=== Material shown ===

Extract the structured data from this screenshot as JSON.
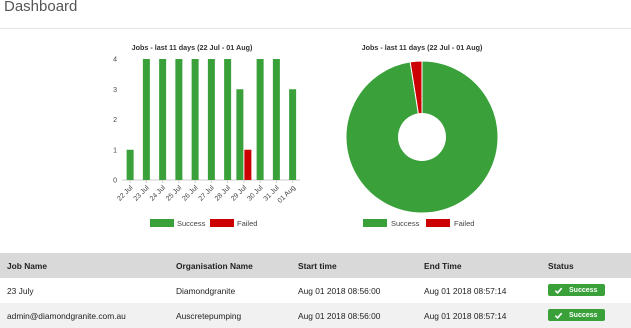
{
  "page": {
    "title": "Dashboard"
  },
  "colors": {
    "success": "#3aa13a",
    "failed": "#cc0000",
    "header_bg": "#d9d9d9"
  },
  "chart_data": [
    {
      "type": "bar",
      "title": "Jobs - last 11 days (22 Jul - 01 Aug)",
      "categories": [
        "22 Jul",
        "23 Jul",
        "24 Jul",
        "25 Jul",
        "26 Jul",
        "27 Jul",
        "28 Jul",
        "29 Jul",
        "30 Jul",
        "31 Jul",
        "01 Aug"
      ],
      "series": [
        {
          "name": "Success",
          "color": "#3aa13a",
          "values": [
            1,
            4,
            4,
            4,
            4,
            4,
            4,
            3,
            4,
            4,
            3
          ]
        },
        {
          "name": "Failed",
          "color": "#cc0000",
          "values": [
            0,
            0,
            0,
            0,
            0,
            0,
            0,
            1,
            0,
            0,
            0
          ]
        }
      ],
      "ylim": [
        0,
        4
      ],
      "yticks": [
        "0",
        "1",
        "2",
        "3",
        "4"
      ],
      "grid": false,
      "legend": "bottom"
    },
    {
      "type": "pie",
      "title": "Jobs - last 11 days (22 Jul - 01 Aug)",
      "slices": [
        {
          "name": "Success",
          "color": "#3aa13a",
          "value": 39
        },
        {
          "name": "Failed",
          "color": "#cc0000",
          "value": 1
        }
      ],
      "donut": true,
      "legend": "bottom"
    }
  ],
  "table": {
    "headers": [
      "Job Name",
      "Organisation Name",
      "Start time",
      "End Time",
      "Status"
    ],
    "rows": [
      {
        "job": "23 July",
        "org": "Diamondgranite",
        "start": "Aug 01 2018 08:56:00",
        "end": "Aug 01 2018 08:57:14",
        "status": "Success"
      },
      {
        "job": "admin@diamondgranite.com.au",
        "org": "Auscretepumping",
        "start": "Aug 01 2018 08:56:00",
        "end": "Aug 01 2018 08:57:14",
        "status": "Success"
      }
    ]
  }
}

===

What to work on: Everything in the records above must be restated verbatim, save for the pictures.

Finished task:
Extract the structured data from this screenshot as JSON.
{
  "page": {
    "title": "Dashboard"
  },
  "colors": {
    "success": "#3aa13a",
    "failed": "#cc0000",
    "header_bg": "#d9d9d9"
  },
  "chart_data": [
    {
      "type": "bar",
      "title": "Jobs - last 11 days (22 Jul - 01 Aug)",
      "categories": [
        "22 Jul",
        "23 Jul",
        "24 Jul",
        "25 Jul",
        "26 Jul",
        "27 Jul",
        "28 Jul",
        "29 Jul",
        "30 Jul",
        "31 Jul",
        "01 Aug"
      ],
      "series": [
        {
          "name": "Success",
          "color": "#3aa13a",
          "values": [
            1,
            4,
            4,
            4,
            4,
            4,
            4,
            3,
            4,
            4,
            3
          ]
        },
        {
          "name": "Failed",
          "color": "#cc0000",
          "values": [
            0,
            0,
            0,
            0,
            0,
            0,
            0,
            1,
            0,
            0,
            0
          ]
        }
      ],
      "ylim": [
        0,
        4
      ],
      "yticks": [
        "0",
        "1",
        "2",
        "3",
        "4"
      ],
      "grid": false,
      "legend": "bottom"
    },
    {
      "type": "pie",
      "title": "Jobs - last 11 days (22 Jul - 01 Aug)",
      "slices": [
        {
          "name": "Success",
          "color": "#3aa13a",
          "value": 39
        },
        {
          "name": "Failed",
          "color": "#cc0000",
          "value": 1
        }
      ],
      "donut": true,
      "legend": "bottom"
    }
  ],
  "table": {
    "headers": [
      "Job Name",
      "Organisation Name",
      "Start time",
      "End Time",
      "Status"
    ],
    "rows": [
      {
        "job": "23 July",
        "org": "Diamondgranite",
        "start": "Aug 01 2018 08:56:00",
        "end": "Aug 01 2018 08:57:14",
        "status": "Success"
      },
      {
        "job": "admin@diamondgranite.com.au",
        "org": "Auscretepumping",
        "start": "Aug 01 2018 08:56:00",
        "end": "Aug 01 2018 08:57:14",
        "status": "Success"
      }
    ]
  }
}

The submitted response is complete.